New exhibition tackles women’s issues
LAHORE: An exhibition of paintings and graphic art on issues faced by women opened on Wednesday at the Narrang Art Gallery. The work of the artist, Khuda Bux Abro, deals with the issues women face across Pakistan, especially in Sindh, as well as oppression and karo-kari (honour killings). This exhibition at the Narrang Gallery, which is owned by noted architect Nayyer Ali Dada, features 21 paintings in either oil or acrylic on canvas, and 15 graphic pieces.
Mr Abro is based in Karachi and has a degree in design from the National College of Arts (NCA) and a diploma in Associate Engineering, also from NCA. He has worked as an illustrator and art director with various newspapers and magazines. This is his 21st exhibition.
Some commentators at the exhibition found great value and ambition in Mr Abro’s approach. Ayesha Ahmed, a professor at the Oriental College of Arts, told Daily Times, “It’s an amazing attempt to show that not only are women feminists, but men too have the sensitivity to be one. His works revolve around the exploitation of women and shows his sensitivity as a man, which is rare in our society”.
She pointed out that Abro is married to a famous feminist activist, Attiya Dawood and “his inspirations are partially due to his wife,” adding, “His compositions are very well planned and graphically very mature. His use of colours is sensitive and extremely symbolic. It is a very well composed symbolism.”
Art lover Prof Dr Khalid Mahmood explained the artist’s approach: “Basically the artist is an expressionist. His works are based on his conception and experience. His expression is mainly around female problems and in some paintings on mother and child issues. He has tried to paint the social evils in society.”
“His expression is strong. In some pieces he has managed to depict brutality with the flow of his brush. With his powerful strokes, Mr Abro has conveyed his message”, Dr Mahmood said.
Dr Mahmood did express some reservations about Mr Abro’s work, however. He said, “In his works, aesthetics are subdued by theme. In some paintings, he is not clear about his concepts.” Dr Mahmood particularly enjoyed ‘If she only had a door’ which shows a female figure pushed against a wall; ‘Three Generations’, painted in black and white and showing three generations of women with a barred window behind them; and ‘The music died’ a painting of a headless woman with a broken Sittar.
“Graphics are his strong point,” commented Prof Saeed Akhtar, who was also at the opening, “He is very clear in this medium. Through graphics he has conveyed the message strongly and clearly”.
Not everyone was entirely supportive of Mr Abro’s style.

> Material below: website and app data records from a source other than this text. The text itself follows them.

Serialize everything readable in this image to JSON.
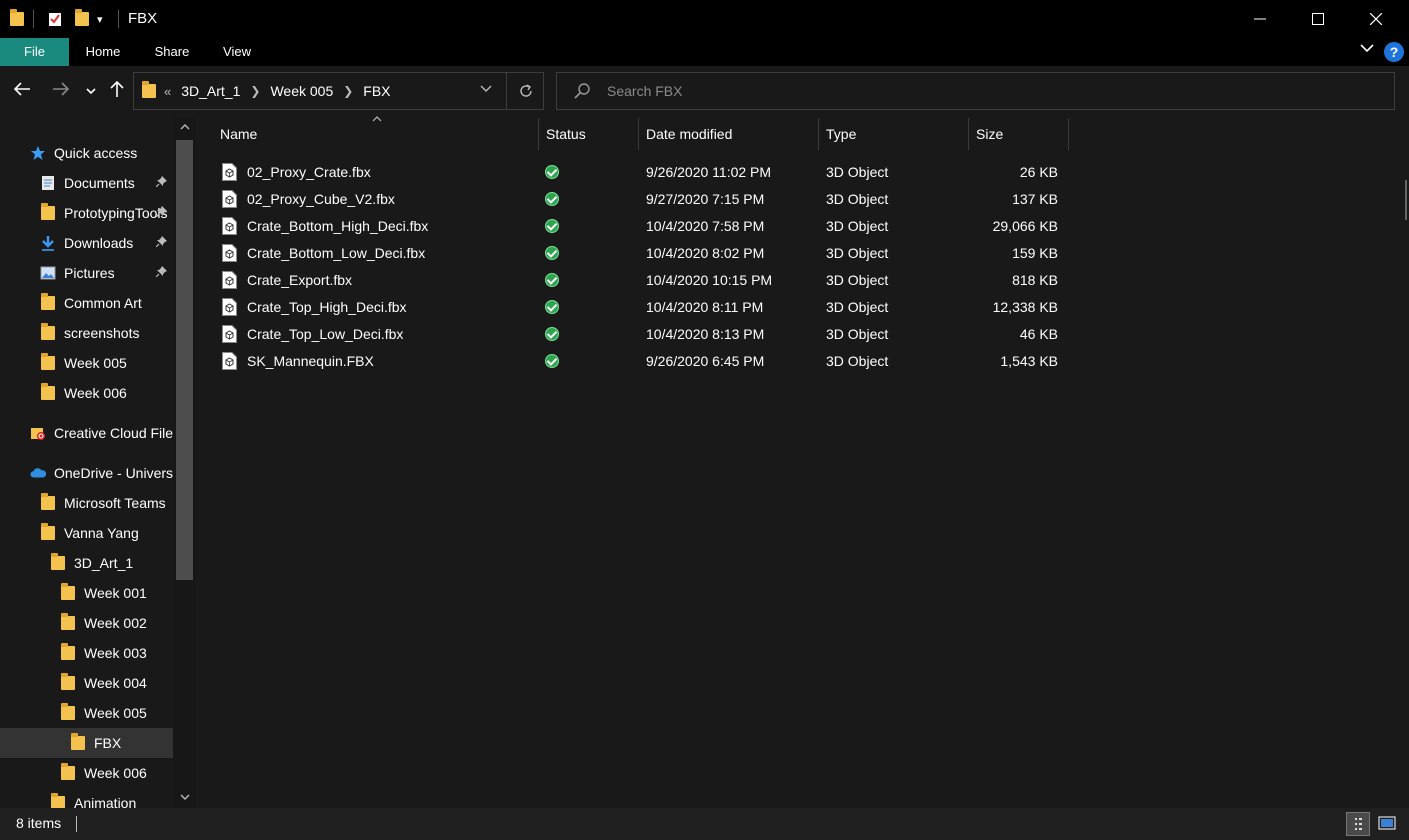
{
  "window": {
    "title": "FBX",
    "minimize": "—",
    "maximize": "☐",
    "close": "✕"
  },
  "ribbon": {
    "tabs": [
      "File",
      "Home",
      "Share",
      "View"
    ],
    "help": "?"
  },
  "address": {
    "overflow": "«",
    "crumbs": [
      "3D_Art_1",
      "Week 005",
      "FBX"
    ]
  },
  "search": {
    "placeholder": "Search FBX"
  },
  "sidebar": {
    "items": [
      {
        "label": "Quick access",
        "icon": "star-icon",
        "pinned": false
      },
      {
        "label": "Documents",
        "icon": "documents-icon",
        "pinned": true
      },
      {
        "label": "PrototypingTools",
        "icon": "folder-icon",
        "pinned": true
      },
      {
        "label": "Downloads",
        "icon": "download-icon",
        "pinned": true
      },
      {
        "label": "Pictures",
        "icon": "pictures-icon",
        "pinned": true
      },
      {
        "label": "Common Art",
        "icon": "folder-icon",
        "pinned": false
      },
      {
        "label": "screenshots",
        "icon": "folder-icon",
        "pinned": false
      },
      {
        "label": "Week 005",
        "icon": "folder-icon",
        "pinned": false
      },
      {
        "label": "Week 006",
        "icon": "folder-icon",
        "pinned": false
      },
      {
        "label": "Creative Cloud Files",
        "icon": "creative-cloud-icon",
        "pinned": false
      },
      {
        "label": "OneDrive - University",
        "icon": "onedrive-icon",
        "pinned": false
      },
      {
        "label": "Microsoft Teams",
        "icon": "folder-icon",
        "pinned": false
      },
      {
        "label": "Vanna Yang",
        "icon": "folder-icon",
        "pinned": false
      },
      {
        "label": "3D_Art_1",
        "icon": "folder-icon",
        "pinned": false
      },
      {
        "label": "Week 001",
        "icon": "folder-icon",
        "pinned": false
      },
      {
        "label": "Week 002",
        "icon": "folder-icon",
        "pinned": false
      },
      {
        "label": "Week 003",
        "icon": "folder-icon",
        "pinned": false
      },
      {
        "label": "Week 004",
        "icon": "folder-icon",
        "pinned": false
      },
      {
        "label": "Week 005",
        "icon": "folder-icon",
        "pinned": false
      },
      {
        "label": "FBX",
        "icon": "folder-icon",
        "pinned": false,
        "selected": true
      },
      {
        "label": "Week 006",
        "icon": "folder-icon",
        "pinned": false
      },
      {
        "label": "Animation",
        "icon": "folder-icon",
        "pinned": false
      }
    ]
  },
  "columns": {
    "name": "Name",
    "status": "Status",
    "date": "Date modified",
    "type": "Type",
    "size": "Size"
  },
  "files": [
    {
      "name": "02_Proxy_Crate.fbx",
      "status": "synced",
      "date": "9/26/2020 11:02 PM",
      "type": "3D Object",
      "size": "26 KB"
    },
    {
      "name": "02_Proxy_Cube_V2.fbx",
      "status": "synced",
      "date": "9/27/2020 7:15 PM",
      "type": "3D Object",
      "size": "137 KB"
    },
    {
      "name": "Crate_Bottom_High_Deci.fbx",
      "status": "synced",
      "date": "10/4/2020 7:58 PM",
      "type": "3D Object",
      "size": "29,066 KB"
    },
    {
      "name": "Crate_Bottom_Low_Deci.fbx",
      "status": "synced",
      "date": "10/4/2020 8:02 PM",
      "type": "3D Object",
      "size": "159 KB"
    },
    {
      "name": "Crate_Export.fbx",
      "status": "synced",
      "date": "10/4/2020 10:15 PM",
      "type": "3D Object",
      "size": "818 KB"
    },
    {
      "name": "Crate_Top_High_Deci.fbx",
      "status": "synced",
      "date": "10/4/2020 8:11 PM",
      "type": "3D Object",
      "size": "12,338 KB"
    },
    {
      "name": "Crate_Top_Low_Deci.fbx",
      "status": "synced",
      "date": "10/4/2020 8:13 PM",
      "type": "3D Object",
      "size": "46 KB"
    },
    {
      "name": "SK_Mannequin.FBX",
      "status": "synced",
      "date": "9/26/2020 6:45 PM",
      "type": "3D Object",
      "size": "1,543 KB"
    }
  ],
  "statusbar": {
    "count": "8 items"
  },
  "colors": {
    "accent": "#1a8a7f",
    "folder": "#f3c24f",
    "synced": "#2ea44f",
    "background": "#191919"
  }
}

Art lover Shireen Masood, a lawyer, said “I don’t understand abstract. I’m a realist. I like realism in proper forms and figures. Yet Abro has depicted the oppression and suppression of women through his rather abstract paintings.” In her opinion the message was good, but the form could be improved: “I think there should be more paintings on the issue in clearer images and that such work should be taken to schools and colleges so the younger generation can understand the issue.”
The exhibition will continue till October 29. The artist will be available here till October 25.